The hearing, which came one day after Harvard screened footage of Hamas’s Oct. 7 atrocities, sent an unmistakable message to other universities: ignore the double standards at your peril. Some congressmen, including Reps. Bob Good (R., Va.) and Joe Wilson (R., S.C.), wondered aloud why Harvard, Penn, and MIT should continue receiving federal funds, while others battered the hapless presidents with yes or no questions that left them talking in circles.
In one especially uncomfortable exchange, Elise Stefanik (R., N.Y.) pressed Gay on whether calls for genocide violate Harvard’s code of conduct. Gay—who helped oust Harvard Law professor Ronald Sullivan from an administrative post after he served on Harvey Weinstein’s defense team—wouldn’t answer.
Other examples of free speech hypocrisy include Penn’s decision in 2013 to cancel a talk by Narendra Modi, the prime minister of India, over his anti-Muslim remarks; Harvard’s decision in 2017 to rescind the admission of students who posted offensive memes in a group chat; and MIT’s decision in 2021 to cancel a talk by Dorian Abbot, a geophysicist at the University of Chicago who had been invited to speak about climate change, because his criticisms of affirmative action offended graduate students.
Several congressmen drew a connection between this hypocrisy and the diversity, equity, and inclusion programs ubiquitous on college campuses. Rep. Burgess Owens (R., Utah) used his time to grill Kornbluth, the MIT president, on the school’s racially segregated dormitories, including a blacks-only dorm called "Chocolate City."
"Is it okay also for whites to set up a white-only dorm where minorities are excluded?" Owens asked.
Kornbluth didn’t say no.

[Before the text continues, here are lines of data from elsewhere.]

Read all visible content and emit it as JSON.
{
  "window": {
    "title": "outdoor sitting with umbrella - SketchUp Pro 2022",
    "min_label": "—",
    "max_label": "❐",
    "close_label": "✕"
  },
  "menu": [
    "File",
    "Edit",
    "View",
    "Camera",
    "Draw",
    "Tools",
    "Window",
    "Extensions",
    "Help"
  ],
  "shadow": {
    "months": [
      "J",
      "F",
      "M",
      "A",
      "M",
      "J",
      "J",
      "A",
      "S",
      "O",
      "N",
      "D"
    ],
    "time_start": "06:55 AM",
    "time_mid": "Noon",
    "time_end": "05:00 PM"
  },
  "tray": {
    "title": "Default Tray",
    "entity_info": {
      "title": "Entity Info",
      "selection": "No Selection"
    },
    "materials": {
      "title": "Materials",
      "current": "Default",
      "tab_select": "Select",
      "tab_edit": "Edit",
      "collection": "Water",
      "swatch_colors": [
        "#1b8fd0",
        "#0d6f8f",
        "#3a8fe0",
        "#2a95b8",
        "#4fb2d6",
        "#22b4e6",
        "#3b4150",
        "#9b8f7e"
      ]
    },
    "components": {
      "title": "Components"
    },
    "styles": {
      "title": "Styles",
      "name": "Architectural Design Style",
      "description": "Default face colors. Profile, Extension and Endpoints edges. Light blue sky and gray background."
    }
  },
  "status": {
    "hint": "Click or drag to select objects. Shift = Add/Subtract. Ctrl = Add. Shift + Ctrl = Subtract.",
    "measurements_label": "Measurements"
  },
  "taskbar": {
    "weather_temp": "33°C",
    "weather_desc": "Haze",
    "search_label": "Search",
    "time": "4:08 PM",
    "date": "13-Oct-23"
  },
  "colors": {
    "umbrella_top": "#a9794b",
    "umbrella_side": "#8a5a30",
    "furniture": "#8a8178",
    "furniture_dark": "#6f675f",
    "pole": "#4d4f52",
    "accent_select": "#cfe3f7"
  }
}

"Our students affiliate voluntarily with whichever dorm they want to," she told Owens. "It’s not exclusionary. It’s actually positive selection by students."